§ **What is required**: Across the entries below, work out how many lines contain "Shipment". Please give the number only.

--------

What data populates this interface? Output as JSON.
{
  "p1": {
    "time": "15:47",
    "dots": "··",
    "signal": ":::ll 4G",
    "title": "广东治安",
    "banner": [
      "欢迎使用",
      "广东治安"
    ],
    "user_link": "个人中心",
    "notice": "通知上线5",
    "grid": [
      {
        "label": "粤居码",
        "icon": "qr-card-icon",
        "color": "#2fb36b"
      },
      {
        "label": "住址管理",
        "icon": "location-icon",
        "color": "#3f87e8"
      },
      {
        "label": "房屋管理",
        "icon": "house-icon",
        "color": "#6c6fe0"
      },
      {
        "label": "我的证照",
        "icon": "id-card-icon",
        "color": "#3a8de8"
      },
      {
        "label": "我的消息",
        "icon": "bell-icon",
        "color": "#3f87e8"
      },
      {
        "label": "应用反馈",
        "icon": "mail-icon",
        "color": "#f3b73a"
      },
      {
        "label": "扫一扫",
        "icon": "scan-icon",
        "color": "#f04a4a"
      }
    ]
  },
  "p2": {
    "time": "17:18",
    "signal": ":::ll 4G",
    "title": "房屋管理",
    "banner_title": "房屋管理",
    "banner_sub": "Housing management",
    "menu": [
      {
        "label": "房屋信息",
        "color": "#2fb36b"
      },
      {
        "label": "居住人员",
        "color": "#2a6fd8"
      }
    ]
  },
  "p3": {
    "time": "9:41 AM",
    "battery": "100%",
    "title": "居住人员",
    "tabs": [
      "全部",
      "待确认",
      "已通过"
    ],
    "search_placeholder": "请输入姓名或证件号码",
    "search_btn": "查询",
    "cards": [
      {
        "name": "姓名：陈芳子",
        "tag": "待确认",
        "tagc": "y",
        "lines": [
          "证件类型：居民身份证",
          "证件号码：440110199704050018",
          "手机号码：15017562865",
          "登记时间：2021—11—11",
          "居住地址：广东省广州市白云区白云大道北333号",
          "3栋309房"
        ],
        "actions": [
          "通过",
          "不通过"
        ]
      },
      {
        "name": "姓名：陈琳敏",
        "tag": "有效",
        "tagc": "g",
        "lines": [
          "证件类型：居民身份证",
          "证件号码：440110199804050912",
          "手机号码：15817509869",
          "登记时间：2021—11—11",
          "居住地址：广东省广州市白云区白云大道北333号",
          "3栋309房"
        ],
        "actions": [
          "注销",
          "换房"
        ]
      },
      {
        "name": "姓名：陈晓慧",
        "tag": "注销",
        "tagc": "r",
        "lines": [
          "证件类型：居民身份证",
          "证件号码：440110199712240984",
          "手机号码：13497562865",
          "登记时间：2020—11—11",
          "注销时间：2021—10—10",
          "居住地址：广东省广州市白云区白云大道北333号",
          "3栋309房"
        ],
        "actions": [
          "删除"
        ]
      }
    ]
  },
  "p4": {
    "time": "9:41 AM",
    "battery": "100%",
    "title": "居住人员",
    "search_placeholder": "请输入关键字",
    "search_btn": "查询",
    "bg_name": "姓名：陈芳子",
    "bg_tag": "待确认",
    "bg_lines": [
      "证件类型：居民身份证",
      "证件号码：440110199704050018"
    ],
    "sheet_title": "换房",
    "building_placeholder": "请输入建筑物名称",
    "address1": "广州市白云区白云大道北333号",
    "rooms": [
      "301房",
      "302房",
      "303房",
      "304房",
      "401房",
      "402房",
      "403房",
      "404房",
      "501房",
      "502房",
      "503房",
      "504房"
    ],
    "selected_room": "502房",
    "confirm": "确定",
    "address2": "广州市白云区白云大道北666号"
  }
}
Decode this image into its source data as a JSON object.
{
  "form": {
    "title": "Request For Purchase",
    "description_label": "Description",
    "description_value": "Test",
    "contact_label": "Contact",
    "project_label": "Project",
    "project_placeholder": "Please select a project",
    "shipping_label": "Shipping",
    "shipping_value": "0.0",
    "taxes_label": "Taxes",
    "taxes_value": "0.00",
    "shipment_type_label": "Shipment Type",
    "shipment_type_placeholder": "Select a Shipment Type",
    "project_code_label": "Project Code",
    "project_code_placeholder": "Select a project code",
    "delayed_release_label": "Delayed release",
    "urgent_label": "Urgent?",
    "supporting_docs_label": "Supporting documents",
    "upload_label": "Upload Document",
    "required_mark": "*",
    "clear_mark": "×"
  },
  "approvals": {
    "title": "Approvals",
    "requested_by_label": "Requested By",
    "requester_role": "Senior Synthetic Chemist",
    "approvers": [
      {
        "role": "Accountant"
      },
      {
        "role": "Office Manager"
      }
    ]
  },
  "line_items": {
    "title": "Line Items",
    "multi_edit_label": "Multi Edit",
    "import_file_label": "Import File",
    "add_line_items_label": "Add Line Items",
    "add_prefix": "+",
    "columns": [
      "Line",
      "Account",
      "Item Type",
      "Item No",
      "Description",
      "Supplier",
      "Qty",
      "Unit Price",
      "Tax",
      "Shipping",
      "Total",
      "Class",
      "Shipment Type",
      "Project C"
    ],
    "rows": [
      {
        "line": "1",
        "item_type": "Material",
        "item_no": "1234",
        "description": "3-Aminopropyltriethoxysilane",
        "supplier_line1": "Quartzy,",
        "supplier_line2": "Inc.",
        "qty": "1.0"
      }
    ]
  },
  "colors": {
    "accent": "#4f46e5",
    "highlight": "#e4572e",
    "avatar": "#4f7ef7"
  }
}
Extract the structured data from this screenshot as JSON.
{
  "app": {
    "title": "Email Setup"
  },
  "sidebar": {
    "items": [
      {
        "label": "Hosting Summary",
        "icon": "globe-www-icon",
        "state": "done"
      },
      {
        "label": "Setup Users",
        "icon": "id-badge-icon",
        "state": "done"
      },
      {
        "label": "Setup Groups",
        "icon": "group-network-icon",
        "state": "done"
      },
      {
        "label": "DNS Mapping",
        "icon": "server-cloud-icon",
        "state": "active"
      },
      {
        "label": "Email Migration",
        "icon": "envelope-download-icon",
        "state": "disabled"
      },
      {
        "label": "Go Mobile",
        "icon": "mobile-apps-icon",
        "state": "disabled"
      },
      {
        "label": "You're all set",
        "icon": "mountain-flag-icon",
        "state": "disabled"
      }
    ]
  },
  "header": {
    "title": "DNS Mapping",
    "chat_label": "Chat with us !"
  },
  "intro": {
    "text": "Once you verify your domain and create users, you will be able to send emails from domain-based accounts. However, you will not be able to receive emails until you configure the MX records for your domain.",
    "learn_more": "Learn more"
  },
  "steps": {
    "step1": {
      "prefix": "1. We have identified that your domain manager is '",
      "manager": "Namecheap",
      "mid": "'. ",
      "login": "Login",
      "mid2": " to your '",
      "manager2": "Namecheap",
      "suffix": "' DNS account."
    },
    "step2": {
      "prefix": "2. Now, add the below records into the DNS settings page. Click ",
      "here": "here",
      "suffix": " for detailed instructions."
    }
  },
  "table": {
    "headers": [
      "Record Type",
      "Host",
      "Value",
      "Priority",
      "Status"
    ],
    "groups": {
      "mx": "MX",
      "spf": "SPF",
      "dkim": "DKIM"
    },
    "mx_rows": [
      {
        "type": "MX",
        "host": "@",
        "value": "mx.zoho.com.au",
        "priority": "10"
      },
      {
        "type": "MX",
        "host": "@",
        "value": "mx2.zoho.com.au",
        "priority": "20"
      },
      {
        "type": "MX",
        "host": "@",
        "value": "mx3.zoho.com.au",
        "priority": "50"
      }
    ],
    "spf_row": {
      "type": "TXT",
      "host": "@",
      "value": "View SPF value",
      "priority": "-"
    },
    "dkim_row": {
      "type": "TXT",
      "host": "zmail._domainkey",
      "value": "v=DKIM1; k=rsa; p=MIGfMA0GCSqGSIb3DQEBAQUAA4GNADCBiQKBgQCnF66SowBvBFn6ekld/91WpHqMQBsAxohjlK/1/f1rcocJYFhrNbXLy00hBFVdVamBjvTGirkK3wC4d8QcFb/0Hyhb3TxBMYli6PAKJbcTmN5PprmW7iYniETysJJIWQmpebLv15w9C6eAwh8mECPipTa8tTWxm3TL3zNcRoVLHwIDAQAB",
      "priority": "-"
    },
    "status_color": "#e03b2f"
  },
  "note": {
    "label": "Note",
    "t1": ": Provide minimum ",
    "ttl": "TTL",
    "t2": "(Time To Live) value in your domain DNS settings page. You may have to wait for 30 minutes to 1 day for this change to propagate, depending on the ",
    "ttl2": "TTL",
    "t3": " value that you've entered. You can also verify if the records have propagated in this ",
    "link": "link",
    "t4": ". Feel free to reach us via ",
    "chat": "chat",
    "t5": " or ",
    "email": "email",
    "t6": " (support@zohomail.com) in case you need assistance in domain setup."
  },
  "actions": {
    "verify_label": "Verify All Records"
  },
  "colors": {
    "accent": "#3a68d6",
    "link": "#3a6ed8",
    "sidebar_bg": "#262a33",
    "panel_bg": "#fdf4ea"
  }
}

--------

§ **Exercise answer**: 3